Activity | Please set out each line below exactly as it stands, without the images.

Information Start Marker

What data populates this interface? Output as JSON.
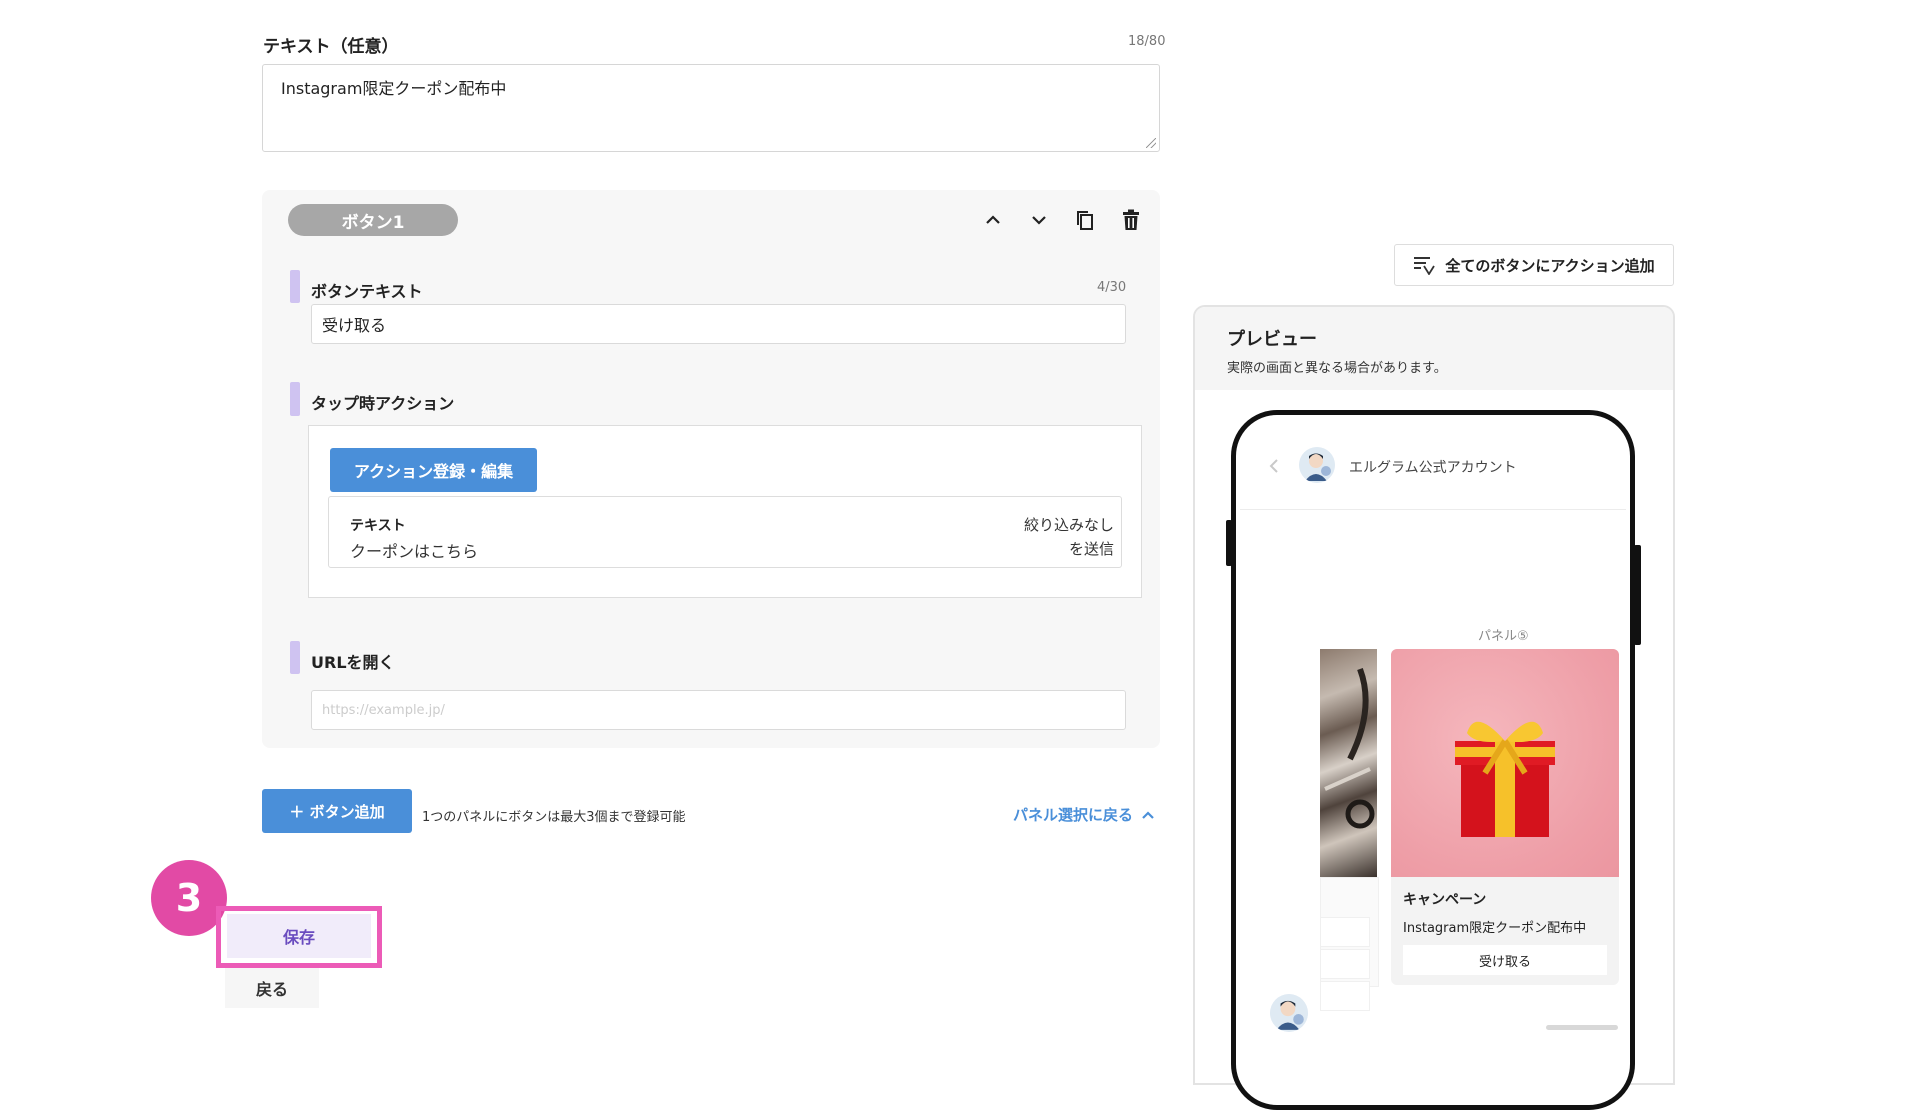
{
  "text_field": {
    "label": "テキスト（任意）",
    "counter": "18/80",
    "value": "Instagram限定クーポン配布中"
  },
  "button_card": {
    "pill_label": "ボタン1",
    "button_text": {
      "label": "ボタンテキスト",
      "counter": "4/30",
      "value": "受け取る"
    },
    "tap_action": {
      "label": "タップ時アクション",
      "register_button": "アクション登録・編集",
      "row_title": "テキスト",
      "row_value": "クーポンはこちら",
      "row_right_line1": "絞り込みなし",
      "row_right_line2": "を送信"
    },
    "open_url": {
      "label": "URLを開く",
      "placeholder": "https://example.jp/"
    }
  },
  "footer": {
    "add_button": "＋ ボタン追加",
    "note": "1つのパネルにボタンは最大3個まで登録可能",
    "back_to_panel": "パネル選択に戻る",
    "step_badge": "3",
    "save": "保存",
    "back": "戻る"
  },
  "preview": {
    "add_all_actions": "全てのボタンにアクション追加",
    "title": "プレビュー",
    "subtitle": "実際の画面と異なる場合があります。",
    "account_name": "エルグラム公式アカウント",
    "panel_label": "パネル⑤",
    "card_title": "キャンペーン",
    "card_text": "Instagram限定クーポン配布中",
    "card_button": "受け取る"
  },
  "colors": {
    "accent_blue": "#4a8fd9",
    "highlight_pink": "#ec5bb7",
    "badge_pink": "#e24aa5",
    "section_bar": "#cfc3f1"
  }
}
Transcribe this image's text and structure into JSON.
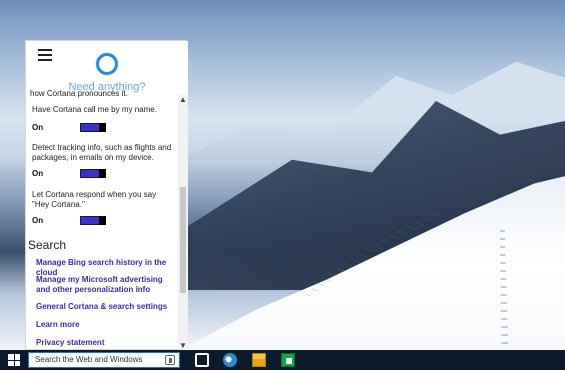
{
  "cortana": {
    "prompt": "Need anything?",
    "scroll_up_glyph": "▲",
    "scroll_down_glyph": "▼",
    "partial_text": "how Cortana pronounces it.",
    "settings": [
      {
        "description": "Have Cortana call me by my name.",
        "toggle_label": "On"
      },
      {
        "description": "Detect tracking info, such as flights and packages, in emails on my device.",
        "toggle_label": "On"
      },
      {
        "description": "Let Cortana respond when you say \"Hey Cortana.\"",
        "toggle_label": "On"
      }
    ],
    "section_title": "Search",
    "links": [
      "Manage Bing search history in the cloud",
      "Manage my Microsoft advertising and other personalization info",
      "General Cortana & search settings",
      "Learn more",
      "Privacy statement"
    ]
  },
  "taskbar": {
    "search_placeholder": "Search the Web and Windows"
  },
  "colors": {
    "cortana_blue": "#2a8bd8",
    "toggle_purple": "#3b2fcf",
    "link_purple": "#3c2aa8",
    "taskbar_bg": "#0b1b2c"
  },
  "icons": {
    "menu": "hamburger-icon",
    "cortana": "cortana-ring-icon",
    "windows": "windows-logo-icon",
    "mic": "microphone-icon",
    "taskview": "task-view-icon",
    "edge": "edge-icon",
    "explorer": "file-explorer-icon",
    "store": "store-icon"
  }
}
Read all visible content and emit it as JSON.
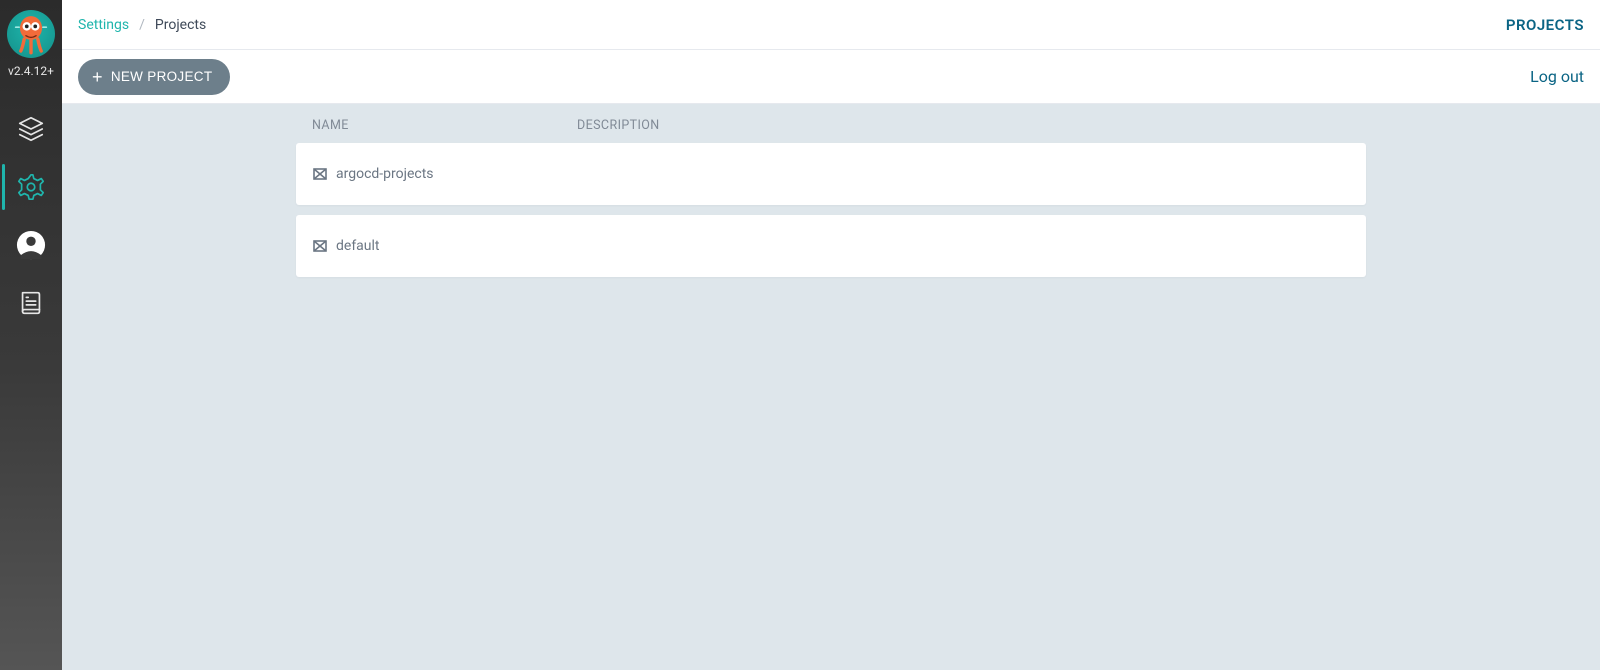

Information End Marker

Output for this exercise |
What data populates this interface? Output as JSON.
{
  "text_field": {
    "label": "テキスト（任意）",
    "counter": "18/80",
    "value": "Instagram限定クーポン配布中"
  },
  "button_card": {
    "pill_label": "ボタン1",
    "button_text": {
      "label": "ボタンテキスト",
      "counter": "4/30",
      "value": "受け取る"
    },
    "tap_action": {
      "label": "タップ時アクション",
      "register_button": "アクション登録・編集",
      "row_title": "テキスト",
      "row_value": "クーポンはこちら",
      "row_right_line1": "絞り込みなし",
      "row_right_line2": "を送信"
    },
    "open_url": {
      "label": "URLを開く",
      "placeholder": "https://example.jp/"
    }
  },
  "footer": {
    "add_button": "＋ ボタン追加",
    "note": "1つのパネルにボタンは最大3個まで登録可能",
    "back_to_panel": "パネル選択に戻る",
    "step_badge": "3",
    "save": "保存",
    "back": "戻る"
  },
  "preview": {
    "add_all_actions": "全てのボタンにアクション追加",
    "title": "プレビュー",
    "subtitle": "実際の画面と異なる場合があります。",
    "account_name": "エルグラム公式アカウント",
    "panel_label": "パネル⑤",
    "card_title": "キャンペーン",
    "card_text": "Instagram限定クーポン配布中",
    "card_button": "受け取る"
  },
  "colors": {
    "accent_blue": "#4a8fd9",
    "highlight_pink": "#ec5bb7",
    "badge_pink": "#e24aa5",
    "section_bar": "#cfc3f1"
  }
}
Transcribe this image's text and structure into JSON.
{
  "cortana": {
    "prompt": "Need anything?",
    "scroll_up_glyph": "▲",
    "scroll_down_glyph": "▼",
    "partial_text": "how Cortana pronounces it.",
    "settings": [
      {
        "description": "Have Cortana call me by my name.",
        "toggle_label": "On"
      },
      {
        "description": "Detect tracking info, such as flights and packages, in emails on my device.",
        "toggle_label": "On"
      },
      {
        "description": "Let Cortana respond when you say \"Hey Cortana.\"",
        "toggle_label": "On"
      }
    ],
    "section_title": "Search",
    "links": [
      "Manage Bing search history in the cloud",
      "Manage my Microsoft advertising and other personalization info",
      "General Cortana & search settings",
      "Learn more",
      "Privacy statement"
    ]
  },
  "taskbar": {
    "search_placeholder": "Search the Web and Windows"
  },
  "colors": {
    "cortana_blue": "#2a8bd8",
    "toggle_purple": "#3b2fcf",
    "link_purple": "#3c2aa8",
    "taskbar_bg": "#0b1b2c"
  },
  "icons": {
    "menu": "hamburger-icon",
    "cortana": "cortana-ring-icon",
    "windows": "windows-logo-icon",
    "mic": "microphone-icon",
    "taskview": "task-view-icon",
    "edge": "edge-icon",
    "explorer": "file-explorer-icon",
    "store": "store-icon"
  }
}
Read all visible content and emit it as JSON.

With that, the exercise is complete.